If you’re a singer, you probably know something about vocal fry. If you’re not, there’s still a good chance you’ve heard of it. Either way, what’s this singing trend all about? This guide by Ann Arbor, MI voice teacher Elaina R. will share everything you may be wondering, including a vocal fry example and answers to common questions.
A couple of years ago, I was listening to This American Life (a popular radio show and podcast), and the hosts started talking about vocal fry singing. As a voice professional, it immediately grabbed my attention. Within a few minutes, I could tell that there was a growing trend surrounding this vocal trait.
As it turns out, the media had been talking about the glottal fry “epidemic” for years, claiming that young women purposely use it too much (check out this interesting article). Is this really a speech trend? Is it really limited to young women? What is vocal fry, anyway?
Keep reading to get the truth, throw out the myths, and learn more.
What Is Vocal Fry?
Vocal fry happens when someone doesn’t use enough breath to speak or sing. The lack of breath causes a creaky sound as the vocal cords come into close contact. It usually happens at the ends of phrases, as the pitch of the sentence goes down and tapers off.
Vocal fry singing is a technique singers use to change to a low-pitch sound on purpose. However, this method of singing isn’t recommended.
Learn more about what vocal fry is and how it happens here:
Thank you to BrainStuff – How Stuff Works for the use of this video!
Vocal Fry Example
Vocal fry has become so popular that even some celebrities have taken on this way of speaking. Iconic people like Emma Watson and Kim Kardashian are known as ‘vocal fry celebrities.’
Check out this video for a vocal fry example with well-known people:
Thank you to CBC News for the use of this video!
This video shares an example of vocal fry singing:
Vocal Fry Misconceptions
There is an astonishing amount of misinformation in the media about vocal fry. Here are some misconceptions I find most alarming:
Myth: Vocal fry happens because “that’s the way your voice is.”
Truth: Vocal fry happens because you’re using a very small amount of air to speak. That’s why lots of people talk with vocal fry in the morning, as their bodies are still getting warmed up.
Myth: Only young women speak with vocal fry.
Truth: Anyone can speak with vocal fry, and almost everyone speaks with it occasionally. In the segment, Ira Glass correctly points out that he speaks with it. In this video examining vocal fry, the vocal coach exhibits a vocal fry example at the end of his very first sentence, probably by accident.
Myth: Vocal fry is a new trend.
Truth: It’s not a new trend as it’s been happening for as long as humans have been phonating.
Myth: You can’t get rid of vocal fry.
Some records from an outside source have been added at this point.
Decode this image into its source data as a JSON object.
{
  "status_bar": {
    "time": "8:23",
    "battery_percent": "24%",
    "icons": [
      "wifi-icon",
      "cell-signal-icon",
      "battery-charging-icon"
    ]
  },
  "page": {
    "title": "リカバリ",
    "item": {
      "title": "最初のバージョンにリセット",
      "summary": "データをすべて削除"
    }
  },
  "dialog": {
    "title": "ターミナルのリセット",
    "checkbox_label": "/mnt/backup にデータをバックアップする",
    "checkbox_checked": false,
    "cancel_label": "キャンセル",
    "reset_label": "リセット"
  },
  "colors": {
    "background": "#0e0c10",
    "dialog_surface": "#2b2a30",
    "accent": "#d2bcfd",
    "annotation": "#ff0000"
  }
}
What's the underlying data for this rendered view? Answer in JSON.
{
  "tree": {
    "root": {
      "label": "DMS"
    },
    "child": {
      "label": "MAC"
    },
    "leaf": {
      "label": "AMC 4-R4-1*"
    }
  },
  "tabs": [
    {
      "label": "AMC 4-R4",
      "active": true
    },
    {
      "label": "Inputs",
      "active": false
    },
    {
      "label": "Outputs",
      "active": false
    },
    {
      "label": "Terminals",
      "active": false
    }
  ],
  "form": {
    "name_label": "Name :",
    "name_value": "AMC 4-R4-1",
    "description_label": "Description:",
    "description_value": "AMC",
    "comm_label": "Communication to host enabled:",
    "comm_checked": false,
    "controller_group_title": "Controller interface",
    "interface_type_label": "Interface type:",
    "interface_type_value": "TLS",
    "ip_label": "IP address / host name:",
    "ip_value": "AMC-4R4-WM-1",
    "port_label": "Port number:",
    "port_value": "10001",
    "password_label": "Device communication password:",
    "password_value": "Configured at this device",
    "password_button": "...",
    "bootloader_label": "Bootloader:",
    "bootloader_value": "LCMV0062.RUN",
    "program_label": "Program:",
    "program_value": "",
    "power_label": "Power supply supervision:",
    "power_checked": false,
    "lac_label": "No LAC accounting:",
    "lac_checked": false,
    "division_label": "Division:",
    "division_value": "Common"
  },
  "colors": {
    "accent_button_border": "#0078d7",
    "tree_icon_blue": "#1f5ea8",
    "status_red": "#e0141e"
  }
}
Truth: Many people can get rid of vocal fry.
Is Vocal Fry Attractive?
Vocal fry singing and speaking isn’t necessarily attractive or not. It depends on who’s using it and who’s listening to it.
The problem with using it is that you’re not using adequate air to speak. This puts unnecessary stress on your vocal cords. It’s also impossible to project when using vocal fry, so unless you are speaking to someone right next to you, it won’t serve you well. And, it’s not great for singing either.
From a societal perspective, there’s evidence that the older generations (people 40 and up) have negative attitudes toward vocal fry in young women. As the earlier podcast and article attest, middle-aged to older folks perceive young women who speak with vocal fry as unintelligent and insecure. Of course, we know this isn’t necessarily the case!
How to Speak Without Vocal Fry
Non-vocal fry singing and speaking requires breath support. Here are some tips:
- Take the time to breathe before you speak.
- As you speak, think about projecting your sound to someone across the room.
- Do not allow the end of your sentence to nosedive into vocal fry.
If you have a voice teacher, she or he will be happy to help you master this. The more you work supported speaking into your daily life, the easier it will get.
Vocal Fry Example: Final Thoughts
Now that you’ve heard what vocal fry sounds like and you’ve learned more about it, it’s up to you to decide what you think. With that said, we don’t recommend doing this on purpose when singing or speaking. That’s because it can negatively affect your vocal cords and put a strain on them.
Want to learn more about singing? Consider taking personalized voice lessons!
Elaina R. teaches opera voice and singing in Ann Arbor, MI, as well as through online lessons. She is currently working on a Master of Music at the University of Michigan, and she has a B.M. from the University of Southern California. Learn more about Elaina here!
Photo by hnkkk